#### WHAT YOU WILL DO
Check every line of the data for the word "comment", and copy those that have it.

#### Dataset rows describing interfaces
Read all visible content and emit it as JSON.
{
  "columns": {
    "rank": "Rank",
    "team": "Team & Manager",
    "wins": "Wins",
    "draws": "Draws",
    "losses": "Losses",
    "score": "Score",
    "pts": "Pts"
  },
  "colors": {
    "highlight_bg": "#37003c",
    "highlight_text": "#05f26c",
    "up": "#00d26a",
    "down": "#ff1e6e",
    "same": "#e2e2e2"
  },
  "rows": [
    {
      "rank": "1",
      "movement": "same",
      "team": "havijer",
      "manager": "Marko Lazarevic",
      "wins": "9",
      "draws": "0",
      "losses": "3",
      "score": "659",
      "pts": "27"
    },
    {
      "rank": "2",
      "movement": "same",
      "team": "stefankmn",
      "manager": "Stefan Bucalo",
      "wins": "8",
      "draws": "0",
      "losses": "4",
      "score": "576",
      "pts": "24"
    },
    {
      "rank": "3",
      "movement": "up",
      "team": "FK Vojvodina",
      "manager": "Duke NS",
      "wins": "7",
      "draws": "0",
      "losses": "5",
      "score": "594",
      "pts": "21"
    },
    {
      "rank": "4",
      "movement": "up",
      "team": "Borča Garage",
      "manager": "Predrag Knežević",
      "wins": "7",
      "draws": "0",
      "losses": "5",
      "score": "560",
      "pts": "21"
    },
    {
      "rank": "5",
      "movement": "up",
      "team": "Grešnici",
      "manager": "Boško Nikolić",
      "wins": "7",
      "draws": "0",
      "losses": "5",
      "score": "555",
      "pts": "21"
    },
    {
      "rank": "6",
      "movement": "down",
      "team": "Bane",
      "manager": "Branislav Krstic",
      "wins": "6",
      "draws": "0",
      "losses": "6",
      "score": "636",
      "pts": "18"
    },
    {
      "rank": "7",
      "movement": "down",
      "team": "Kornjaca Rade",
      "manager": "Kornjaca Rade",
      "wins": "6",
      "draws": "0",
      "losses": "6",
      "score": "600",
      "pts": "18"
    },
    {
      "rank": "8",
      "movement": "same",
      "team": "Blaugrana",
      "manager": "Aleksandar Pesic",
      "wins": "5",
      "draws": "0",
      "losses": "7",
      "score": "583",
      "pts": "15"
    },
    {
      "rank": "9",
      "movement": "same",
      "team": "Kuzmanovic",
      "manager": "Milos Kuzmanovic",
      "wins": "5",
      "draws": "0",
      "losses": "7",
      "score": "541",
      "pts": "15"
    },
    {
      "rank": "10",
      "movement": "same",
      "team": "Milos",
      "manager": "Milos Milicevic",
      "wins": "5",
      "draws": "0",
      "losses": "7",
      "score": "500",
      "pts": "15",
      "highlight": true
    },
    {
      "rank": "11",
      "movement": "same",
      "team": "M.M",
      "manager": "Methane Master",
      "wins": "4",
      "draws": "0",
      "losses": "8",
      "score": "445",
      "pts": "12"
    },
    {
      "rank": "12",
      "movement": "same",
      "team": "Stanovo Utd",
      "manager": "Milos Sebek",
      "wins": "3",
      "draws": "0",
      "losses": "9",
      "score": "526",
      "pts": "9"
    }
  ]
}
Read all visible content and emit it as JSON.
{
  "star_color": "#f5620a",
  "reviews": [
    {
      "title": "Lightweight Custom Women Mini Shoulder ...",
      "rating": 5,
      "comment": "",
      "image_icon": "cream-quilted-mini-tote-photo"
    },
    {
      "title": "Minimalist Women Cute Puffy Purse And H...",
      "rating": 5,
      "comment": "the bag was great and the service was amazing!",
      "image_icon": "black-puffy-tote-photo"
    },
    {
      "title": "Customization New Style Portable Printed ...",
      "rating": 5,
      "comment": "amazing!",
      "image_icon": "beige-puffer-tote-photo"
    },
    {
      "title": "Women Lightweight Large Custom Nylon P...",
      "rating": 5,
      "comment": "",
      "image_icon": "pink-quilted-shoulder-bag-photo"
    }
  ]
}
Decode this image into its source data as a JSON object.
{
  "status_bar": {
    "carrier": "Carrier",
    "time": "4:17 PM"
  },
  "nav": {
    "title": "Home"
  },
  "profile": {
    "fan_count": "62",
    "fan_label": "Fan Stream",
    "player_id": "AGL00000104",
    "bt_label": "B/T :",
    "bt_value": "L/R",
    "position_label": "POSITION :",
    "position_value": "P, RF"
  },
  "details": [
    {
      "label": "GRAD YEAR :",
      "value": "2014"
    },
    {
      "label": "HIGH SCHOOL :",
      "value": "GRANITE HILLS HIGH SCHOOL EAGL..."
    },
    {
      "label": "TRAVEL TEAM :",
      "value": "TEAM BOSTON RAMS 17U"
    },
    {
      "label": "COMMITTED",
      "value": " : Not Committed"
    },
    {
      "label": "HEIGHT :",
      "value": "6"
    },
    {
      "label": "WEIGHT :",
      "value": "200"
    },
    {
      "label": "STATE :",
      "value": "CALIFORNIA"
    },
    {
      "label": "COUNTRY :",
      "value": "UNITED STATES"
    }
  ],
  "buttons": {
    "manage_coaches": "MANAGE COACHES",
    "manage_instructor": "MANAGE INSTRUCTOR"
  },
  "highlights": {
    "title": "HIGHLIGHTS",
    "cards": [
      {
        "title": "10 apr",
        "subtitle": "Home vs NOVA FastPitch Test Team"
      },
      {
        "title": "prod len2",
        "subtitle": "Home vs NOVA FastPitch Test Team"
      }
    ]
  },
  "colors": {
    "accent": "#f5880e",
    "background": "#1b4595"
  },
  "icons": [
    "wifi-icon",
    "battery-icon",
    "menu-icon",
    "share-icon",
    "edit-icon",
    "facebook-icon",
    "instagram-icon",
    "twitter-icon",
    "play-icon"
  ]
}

#### EXERCISE RESPONSE
      "comment": "",
      "comment": "the bag was great and the service was amazing!",
      "comment": "amazing!",
      "comment": "",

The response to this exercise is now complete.